Retail Traders Are In The Mix
There has recently been an increase in activity on the subreddit Wall Street Bets. The speculative positions these traders post are scaring experienced investors because they fear we are in a situation similar to the late 1990s. That subreddit is emblematic of the market. As you can see from the chart below, retail trading favorites have outperformed the equal weighted S&P 500 and hedge fund favorites.
As you can see in the chart on the right, there has been a significant increase in retail trading activity. We think it’s prudent to ignore the noise and just focus on valuations and the fundamentals. Retail trading is gaining more attention because commissions on trades have fallen, the labor market is nearly full (people have disposable income), and the advent of social media. There are secular and cyclical trends in place. However, recognize that the AAII investor sentiment survey has just 2.6% more bulls than average and 1.8% fewer bears. This isn’t a euphoric market.
Balance Sheet Doesn’t Matter
We’ve already discussed that the Fed’s balance sheet doesn’t matter to stocks, but it’s worth repeating since we have a fancy new chart from Bank of America. As you can see, the correlation between the balance sheet size and the S&P 500 has been -0.77 since 2014. It would be really easy to just follow Fed balance sheet policy when investing, but there are other factors in place such as global trends, cycles, sentiment, and fiscal policy. In more detail, the balance sheet impacts the economy in ways that can be both good or bad, which as a result impacts how the stock market responds. Simply stating that rising balance sheet equals rising stocks is wrong.

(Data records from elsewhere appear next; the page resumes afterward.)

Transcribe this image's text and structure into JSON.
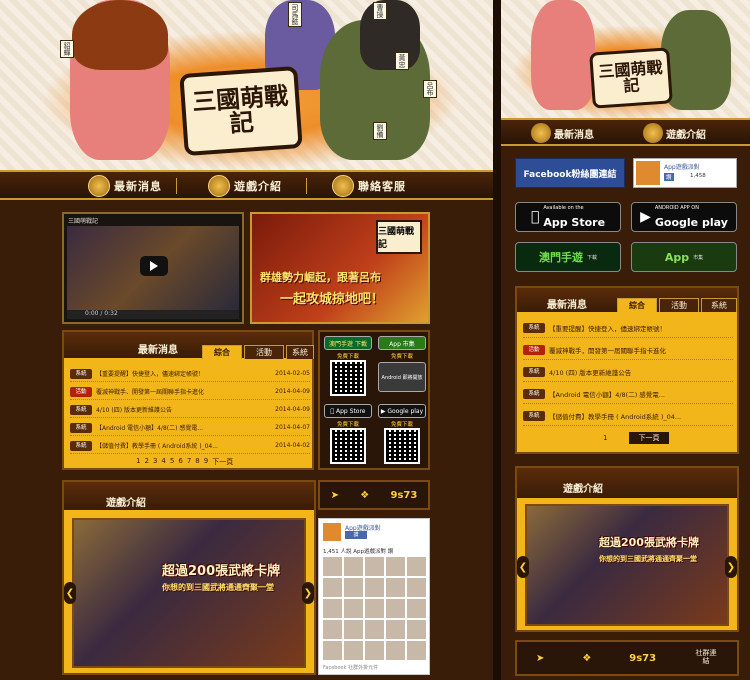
{
  "banner": {
    "logo_text": "三國萌戰記",
    "character_tags": [
      "貂蟬",
      "司馬懿",
      "曹操",
      "黃忠",
      "呂布",
      "劉備"
    ]
  },
  "nav": {
    "items": [
      {
        "label": "最新消息"
      },
      {
        "label": "遊戲介紹"
      },
      {
        "label": "聯絡客服"
      }
    ]
  },
  "video": {
    "title": "三國萌戰記",
    "time": "0:00 / 0:32"
  },
  "promo": {
    "line1": "群雄勢力崛起，跟著呂布",
    "line2": "一起攻城掠地吧！",
    "logo_text": "三國萌戰記"
  },
  "news": {
    "title": "最新消息",
    "tabs": [
      "綜合",
      "活動",
      "系統"
    ],
    "rows": [
      {
        "badge": "系統",
        "text": "【重要提醒】快捷登入，儘速綁定帳號！",
        "date": "2014-02-05"
      },
      {
        "badge": "活動",
        "text": "覆滅神戰手、開發第一屆關聯手指卡進化",
        "date": "2014-04-09"
      },
      {
        "badge": "系統",
        "text": "4/10 (四) 版本更新維護公告",
        "date": "2014-04-09"
      },
      {
        "badge": "系統",
        "text": "【Android 電信小額】4/8(二) 感覺電...",
        "date": "2014-04-07"
      },
      {
        "badge": "系統",
        "text": "【儲值付費】教學手冊 ( Android系統 )_04...",
        "date": "2014-04-02"
      }
    ],
    "pager": [
      "1",
      "2",
      "3",
      "4",
      "5",
      "6",
      "7",
      "8",
      "9",
      "下一頁"
    ]
  },
  "downloads": {
    "left_title": "澳門手遊 下載",
    "right_title": "App 市集",
    "free": "免費下載",
    "app_store": "App Store",
    "google_play": "Google play",
    "android_label": "Android 即將開放"
  },
  "intro": {
    "title": "遊戲介紹",
    "slide_line1": "超過200張武將卡牌",
    "slide_line2": "你想的到三國武將通通齊聚一堂"
  },
  "facebook": {
    "page_name": "App遊戲派對",
    "like_label": "讚",
    "like_count": "1,451 人說 App遊戲派對 讚",
    "footer": "Facebook 社群外掛元件"
  },
  "mobile": {
    "nav": [
      {
        "label": "最新消息"
      },
      {
        "label": "遊戲介紹"
      }
    ],
    "fb_button": "Facebook粉絲團連結",
    "fb_card_name": "App遊戲派對",
    "fb_card_like": "讚",
    "fb_card_count": "1,458",
    "store_app_small": "Available on the",
    "store_app": "App Store",
    "store_google_small": "ANDROID APP ON",
    "store_google": "Google play",
    "store_macau": "澳門手遊",
    "store_macau_small": "下載",
    "store_app_market": "App",
    "store_app_market_small": "市集",
    "news": {
      "title": "最新消息",
      "tabs": [
        "綜合",
        "活動",
        "系統"
      ],
      "rows": [
        {
          "badge": "系統",
          "text": "【重要提醒】快捷登入，儘速綁定帳號！"
        },
        {
          "badge": "活動",
          "text": "覆滅神戰手，開發第一屆關聯手指卡進化"
        },
        {
          "badge": "系統",
          "text": "4/10 (四) 版本更新維護公告"
        },
        {
          "badge": "系統",
          "text": "【Android 電信小額】4/8(二) 感覺電..."
        },
        {
          "badge": "系統",
          "text": "【儲值付費】教學手冊 ( Android系統 )_04..."
        }
      ],
      "page": "1",
      "next": "下一頁"
    },
    "intro": {
      "title": "遊戲介紹",
      "slide_line1": "超過200張武將卡牌",
      "slide_line2": "你想的到三國武將通通齊聚一堂"
    },
    "social_tag": "社群連結"
  },
  "social_icons": [
    "bird-icon",
    "knot-icon",
    "9173-logo"
  ],
  "social_9173": "9s73",
  "colors": {
    "page_bg": "#3a1d08",
    "panel_gold": "#f3b61a",
    "header_brown": "#4a2408",
    "trim_gold": "#c99a2e"
  }
}
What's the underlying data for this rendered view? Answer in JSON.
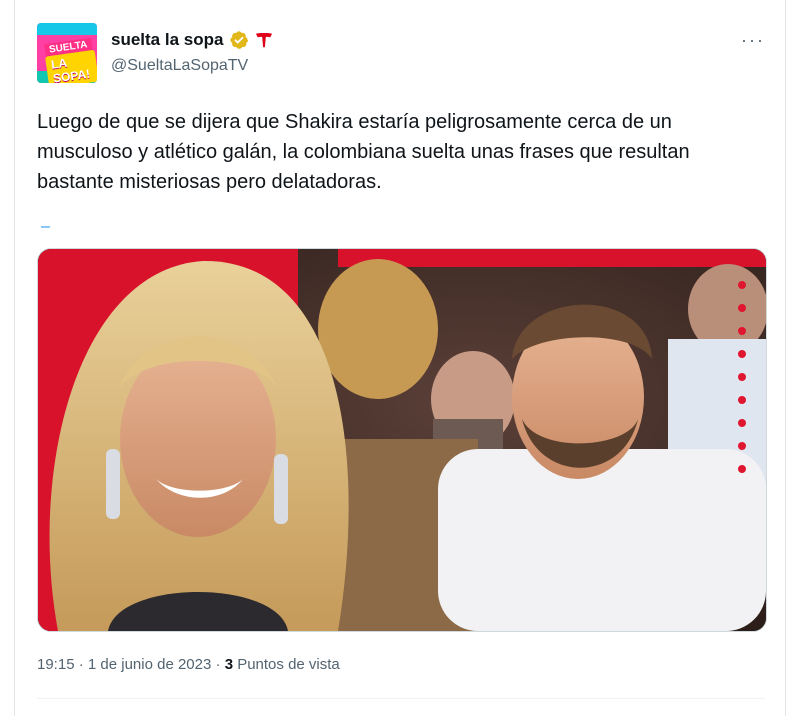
{
  "tweet": {
    "display_name": "suelta la sopa",
    "handle": "@SueltaLaSopaTV",
    "avatar_text_top": "SUELTA",
    "avatar_text_bottom": "LA SOPA!",
    "more_label": "···",
    "text": "Luego de que se dijera que Shakira estaría peligrosamente cerca de un musculoso y atlético galán, la colombiana suelta unas frases que resultan bastante misteriosas pero delatadoras.",
    "dash": "–",
    "time": "19:15",
    "separator": "·",
    "date": "1 de junio de 2023",
    "views_count": "3",
    "views_label": "Puntos de vista"
  },
  "icons": {
    "verified": "verified-badge-icon",
    "network": "telemundo-t-icon",
    "more": "more-options-icon"
  },
  "colors": {
    "verified_gold": "#e2b719",
    "network_red": "#e1001a",
    "media_red": "#d8122a",
    "link_blue": "#1d9bf0"
  }
}
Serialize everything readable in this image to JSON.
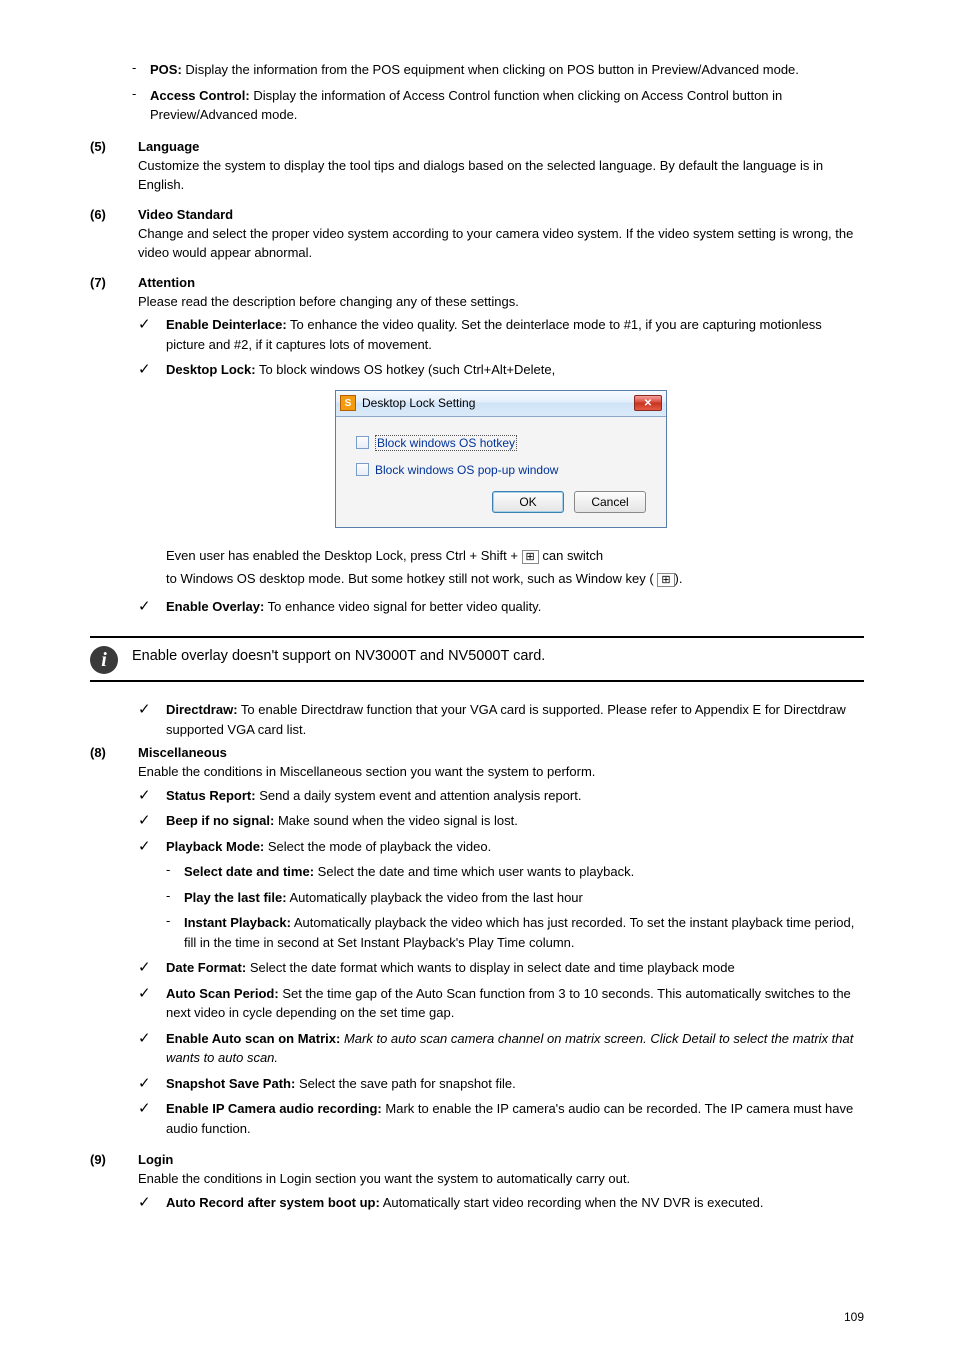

Don’t bother worrying how stocks have done recently when determining when to invest. Don’t just wait for a pullback. Follow the fundamentals of both companies and the economy. In the S&P 500, it has historically not made sense to wait to buy the index until it falls. However, that’s not an absolute rule. In other markets, it’s not so simple and the S&P 500 might not continue its fantastic run in the past century. Some valuation metrics show stocks are stretched too high, but recognize that strong EPS growth is coming outside of Q1 which will be hurt by the coronavirus. With zero fee trading, more retail investors have started participating and posting about their trades. Don’t follow their trades blindly, but also don’t think to sell just because they are buying. Finally, the Fed’s balance sheet isn’t correlated with the S&P 500.